Can Dogs Have Edamame?
Gone are the days when healthy snacks were limited to popcorn, trail mix, and carrot or celery sticks—in the 21st century, our healthy snack game has improved dramatically, and we have as many options as there are color swatches at your nearest home improvement store. One of the most popular portable snack ideas is edamame. Though many people like to eat them on the go, these little green soybeans also make their way into salads, stir fries, and a wide variety of other lunch and dinner dishes. Because edamame has become so popular, many people find themselves wondering if it’s okay to drop it in their furry friend’s doggy dish.
But, though we’re willing to snack on edamame ourselves, many of us have heard some pretty scary things about dogs and soy. So what’s the verdict on soy? Can you give your dog edamame?
The answer is yes, dogs can eat edamame in moderation—because it is a whole food, it is probably the best soy product you or your canine could eat. These crunchy treats are not in any way toxic to dogs, so there is no reason to panic if you find that your dog has devoured the bag of roasted edamame you left sitting on the coffee table. While you shouldn’t give this or any bean to your dog in excess, edamame is safe for canine consumption.
It is true that there was some soy hysteria over the last ten years, but the scientific consensus is that this food is safe—and healthy!—for humans, and much of the animal research suggests that it would be safe for our pets, too.
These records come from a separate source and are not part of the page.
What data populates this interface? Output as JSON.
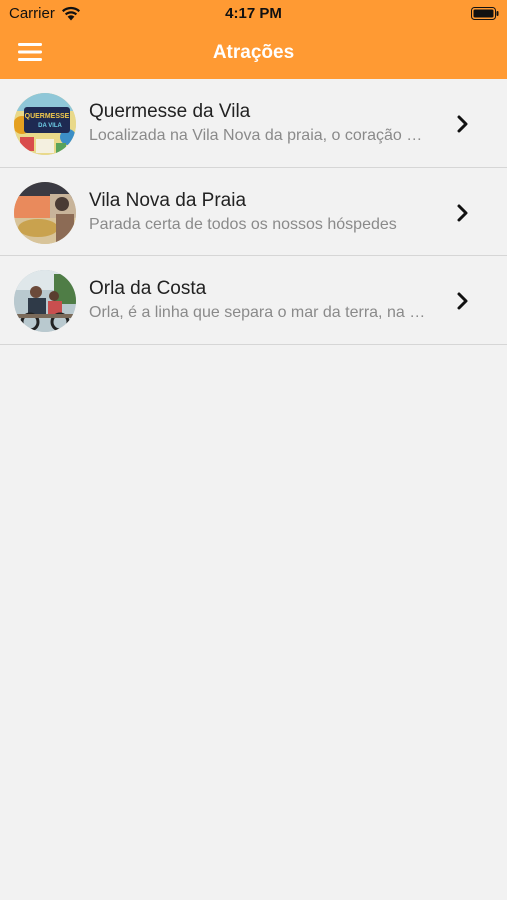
{
  "status_bar": {
    "carrier": "Carrier",
    "time": "4:17 PM",
    "wifi_icon": "wifi-icon",
    "battery_icon": "battery-icon"
  },
  "navbar": {
    "title": "Atrações",
    "menu_icon": "hamburger-menu-icon",
    "background_color": "#ff9a33"
  },
  "attractions": [
    {
      "title": "Quermesse da Vila",
      "subtitle": "Localizada na Vila Nova da praia, o coração da Vila",
      "thumb_sign_text": "QUERMESSE DA VILA"
    },
    {
      "title": "Vila Nova da Praia",
      "subtitle": "Parada certa de todos os nossos hóspedes"
    },
    {
      "title": "Orla da Costa",
      "subtitle": "Orla, é a linha que separa o mar da terra, na costa"
    }
  ]
}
Edamame, which is a whole, minimally processed food, offers several health benefits for your pet.
One of the big ones is its effect on heart health. Several studies have found that replacing higher-fat proteins with soy products correlates with a significant reduction in bad cholesterol and triglycerides, which means that edamame may be a good treat option for dogs who struggle with high cholesterol. Edamame can do more for the heart than lower cholesterol, though: the fiber, healthy fats, and isoflavones in these green beans lower your dog’s risk of heart disease by battling plaque buildup in the veins and arteries. The isoflavones in soy are also thought to help blood vessels relax and open up, which lowers your dog’s chances of developing blood clots that can lead to heart attack or stroke.
Edamame also contains moderate amounts of healthy fats, specifically an omega-3 known as alpha-linolenic acid. These healthy fats have been linked to a decrease in obesity and type two diabetes, which are growing problems in a time when over half of all domesticated American dogs are considered overweight.
But, just as edamame’s heart health benefits have several causes, so, too, do its weight management benefits. Edamame, like many beans, is high in dietary fiber. One of fiber’s crucial benefits is the effect that it has on weight loss and weight management. Neither humans nor canines are able to digest dietary fiber, which means that it passes through our systems without contributing any energy.
Dietary fiber is the zero-calorie nutrient! When you feed your dog high fiber foods, you fill up their stomachs with indigestible plant material, which means that they get the feeling of physical fullness without taking in as many calories as they would if they ate a lower fiber alternative. This makes edamame an excellent treat option for dogs who appreciate crunchy, savory snacks—these little beans are healthier, higher in fiber, and lower in calories than many mass produced dog treats.
There are a few drawbacks to soy. Though dairy, wheat, and beef are far more common canine allergens, some dogs are allergic to soy products. If your dog does not respond well to soy, do not give them edamame.
High fiber edamame may also cause some digestive problems in dogs who are not used to eating fibrous foods. If your dog eats too much, they may suffer from diarrhea, constipation, vomiting, bloating, or gas. If this happens, give your dog some water and monitor them for the next 24 hours. If their digestion does not calm down quickly, consult a veterinarian—they may be having a serious reaction.
Things to Consider
If you decide to give your dog edamame, pay attention to what other flavorings are present. Opt for low salt, low sugar options, and avoid any products that have been flavored using garlic, onions, or chocolate. The best option is raw, unflavored edamame.
In conclusion, edamame is a safe, even healthful, treat to give to your dog in moderation. It is high in fiber, healthy fats, and isoflavones which may help fight obesity and heart disease. If you decide to share this tasty treat with your canine companion, make sure to take it easy on the added flavors—and be on the lookout for symptoms of a soy allergy.